This then leads to the second factor, with the ethnic coloration of the government and opposition set to create further tensions in difficult and sometimes factious Malay-Chinese relations. The PR has only just been able to exercise discipline around the unity of its three component parties.
The PAS is divided between more accommodationist Malay Muslims and those who can barely tolerate their Chinese partners. The more radical wing of the party is now threatening to either splinter or to shift wholesale across to the government. The government is, meanwhile, holding out a welcoming hand to these disenchanted PAS members, replicating a policy employed by the BN for the past four decades by buying off vulnerable elements of the opposition’s ranks.
This could effectively kill the PAS as an effective component of the opposition, concentrating power in the hands of the opposition’s Chinese majority (Malaysia’s ethnic minority). From this position, it would be next to impossible to win the next elections. It would also cast doubt over Anwar Ibrahim’s leadership of the opposition, given his former balancing role between the PAS and the DAP.
Meanwhile, Prime Minister Najib Razak will be watching his back, with his predecessor having been dumped for an election result that was not as bad as the loss of a 10 further government seats.
The third major factor of the 2013 Malaysian elections was that rorting of the electoral system reached almost breathtaking levels. On the latest count, the government won by 22 seats in a 222-seat Parliament, but with just 47.38% of the vote, while the opposition received 50.87% of the vote. This result has in large part been attributed to the gerrymandering of the Malaysian electoral boundaries, which favour rural Malay voters. However, what has alarmed observers is that although both the government and opposition pushed to get the vote out on Sunday, resulting in a record 80% turnout for the voluntary elections, the number of new voters spiked in a number of marginal seats, in one case to over 60%. There were 25% or more new voters across 90 of the Parliament’s 222 seats.

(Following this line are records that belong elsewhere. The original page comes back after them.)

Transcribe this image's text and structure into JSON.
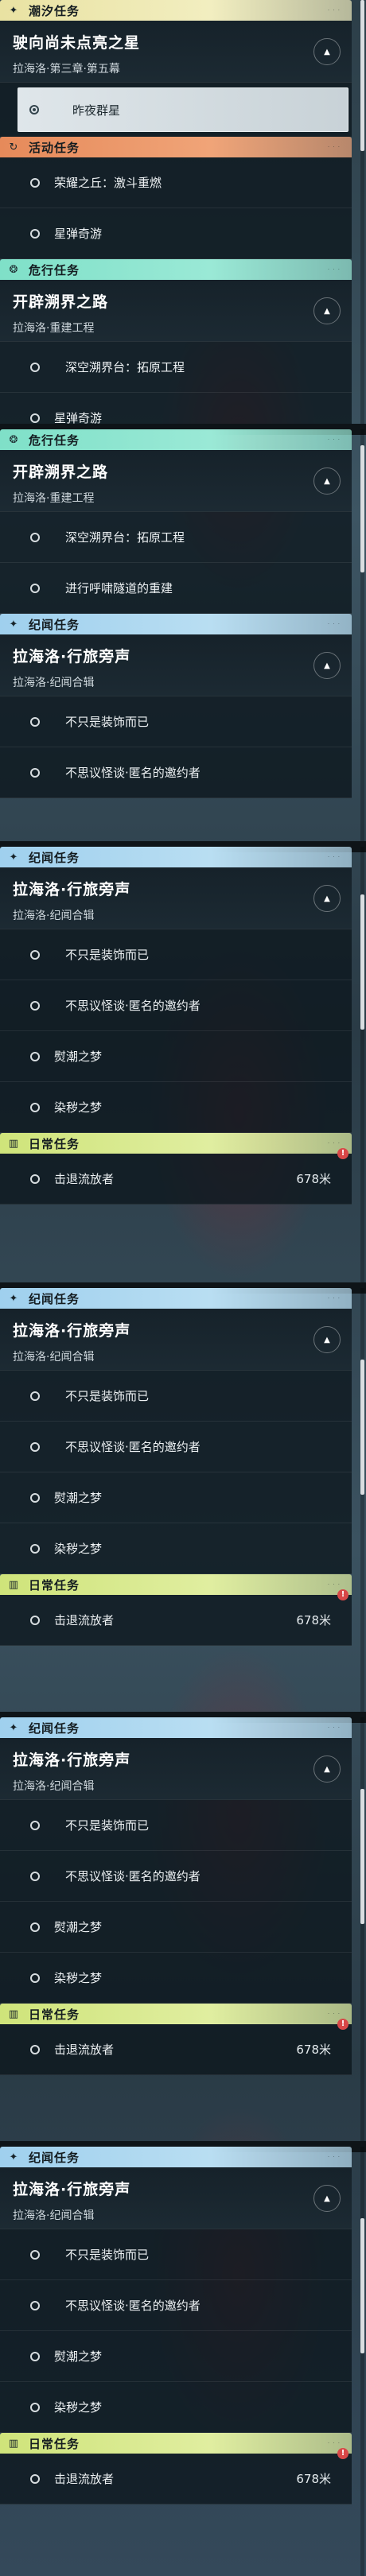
{
  "shots": [
    {
      "panel": [
        {
          "kind": "cat",
          "style": "gold",
          "icon": "✦",
          "icon_name": "sparkle-icon",
          "label": "潮汐任务"
        },
        {
          "kind": "head",
          "title": "驶向尚未点亮之星",
          "sub": "拉海洛·第三章·第五幕"
        },
        {
          "kind": "quest",
          "variant": "sel",
          "label": "昨夜群星"
        },
        {
          "kind": "cat",
          "style": "orange",
          "icon": "↻",
          "icon_name": "activity-icon",
          "label": "活动任务"
        },
        {
          "kind": "quest",
          "variant": "plain",
          "label": "荣耀之丘：激斗重燃"
        },
        {
          "kind": "quest",
          "variant": "plain",
          "label": "星弹奇游"
        },
        {
          "kind": "cat",
          "style": "teal",
          "icon": "❂",
          "icon_name": "danger-task-icon",
          "label": "危行任务"
        },
        {
          "kind": "head",
          "title": "开辟溯界之路",
          "sub": "拉海洛·重建工程"
        },
        {
          "kind": "quest",
          "variant": "sub",
          "label": "深空溯界台：拓原工程"
        },
        {
          "kind": "quest",
          "variant": "plain",
          "label": "星弹奇游"
        }
      ]
    },
    {
      "panel": [
        {
          "kind": "cat",
          "style": "teal",
          "icon": "❂",
          "icon_name": "danger-task-icon",
          "label": "危行任务"
        },
        {
          "kind": "head",
          "title": "开辟溯界之路",
          "sub": "拉海洛·重建工程"
        },
        {
          "kind": "quest",
          "variant": "sub",
          "label": "深空溯界台：拓原工程"
        },
        {
          "kind": "quest",
          "variant": "sub",
          "label": "进行呼啸隧道的重建"
        },
        {
          "kind": "cat",
          "style": "blue",
          "icon": "✦",
          "icon_name": "sparkle-icon",
          "label": "纪闻任务"
        },
        {
          "kind": "head",
          "title": "拉海洛·行旅旁声",
          "sub": "拉海洛·纪闻合辑"
        },
        {
          "kind": "quest",
          "variant": "sub",
          "label": "不只是装饰而已"
        },
        {
          "kind": "quest",
          "variant": "sub",
          "label": "不思议怪谈·匿名的邀约者"
        }
      ]
    },
    {
      "panel": [
        {
          "kind": "cat",
          "style": "blue",
          "icon": "✦",
          "icon_name": "sparkle-icon",
          "label": "纪闻任务"
        },
        {
          "kind": "head",
          "title": "拉海洛·行旅旁声",
          "sub": "拉海洛·纪闻合辑"
        },
        {
          "kind": "quest",
          "variant": "sub",
          "label": "不只是装饰而已"
        },
        {
          "kind": "quest",
          "variant": "sub",
          "label": "不思议怪谈·匿名的邀约者"
        },
        {
          "kind": "quest",
          "variant": "plain",
          "label": "熨潮之梦"
        },
        {
          "kind": "quest",
          "variant": "plain",
          "label": "染秽之梦"
        },
        {
          "kind": "cat",
          "style": "daily",
          "icon": "▥",
          "icon_name": "book-icon",
          "label": "日常任务"
        },
        {
          "kind": "quest",
          "variant": "plain",
          "label": "击退流放者",
          "dist": "678米",
          "alert": "!"
        }
      ]
    },
    {
      "panel": [
        {
          "kind": "cat",
          "style": "blue",
          "icon": "✦",
          "icon_name": "sparkle-icon",
          "label": "纪闻任务"
        },
        {
          "kind": "head",
          "title": "拉海洛·行旅旁声",
          "sub": "拉海洛·纪闻合辑"
        },
        {
          "kind": "quest",
          "variant": "sub",
          "label": "不只是装饰而已"
        },
        {
          "kind": "quest",
          "variant": "sub",
          "label": "不思议怪谈·匿名的邀约者"
        },
        {
          "kind": "quest",
          "variant": "plain",
          "label": "熨潮之梦"
        },
        {
          "kind": "quest",
          "variant": "plain",
          "label": "染秽之梦"
        },
        {
          "kind": "cat",
          "style": "daily",
          "icon": "▥",
          "icon_name": "book-icon",
          "label": "日常任务"
        },
        {
          "kind": "quest",
          "variant": "plain",
          "label": "击退流放者",
          "dist": "678米",
          "alert": "!"
        }
      ]
    },
    {
      "panel": [
        {
          "kind": "cat",
          "style": "blue",
          "icon": "✦",
          "icon_name": "sparkle-icon",
          "label": "纪闻任务"
        },
        {
          "kind": "head",
          "title": "拉海洛·行旅旁声",
          "sub": "拉海洛·纪闻合辑"
        },
        {
          "kind": "quest",
          "variant": "sub",
          "label": "不只是装饰而已"
        },
        {
          "kind": "quest",
          "variant": "sub",
          "label": "不思议怪谈·匿名的邀约者"
        },
        {
          "kind": "quest",
          "variant": "plain",
          "label": "熨潮之梦"
        },
        {
          "kind": "quest",
          "variant": "plain",
          "label": "染秽之梦"
        },
        {
          "kind": "cat",
          "style": "daily",
          "icon": "▥",
          "icon_name": "book-icon",
          "label": "日常任务"
        },
        {
          "kind": "quest",
          "variant": "plain",
          "label": "击退流放者",
          "dist": "678米",
          "alert": "!"
        }
      ]
    },
    {
      "panel": [
        {
          "kind": "cat",
          "style": "blue",
          "icon": "✦",
          "icon_name": "sparkle-icon",
          "label": "纪闻任务"
        },
        {
          "kind": "head",
          "title": "拉海洛·行旅旁声",
          "sub": "拉海洛·纪闻合辑"
        },
        {
          "kind": "quest",
          "variant": "sub",
          "label": "不只是装饰而已"
        },
        {
          "kind": "quest",
          "variant": "sub",
          "label": "不思议怪谈·匿名的邀约者"
        },
        {
          "kind": "quest",
          "variant": "plain",
          "label": "熨潮之梦"
        },
        {
          "kind": "quest",
          "variant": "plain",
          "label": "染秽之梦"
        },
        {
          "kind": "cat",
          "style": "daily",
          "icon": "▥",
          "icon_name": "book-icon",
          "label": "日常任务"
        },
        {
          "kind": "quest",
          "variant": "plain",
          "label": "击退流放者",
          "dist": "678米",
          "alert": "!"
        }
      ]
    }
  ]
}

Added to this were some voters being told their vote had been cast before they had voted, claims of multiple voting, the mass government registration of non-Malaysian guest workers and the old stand-by of simply paying for votes.
The Malaysia government has scraped back into office on the basis of these electoral rorts. With a possible split in the opposition’s ranks, it may now have bought itself an extension to its guaranteed unbroken 61 years in office.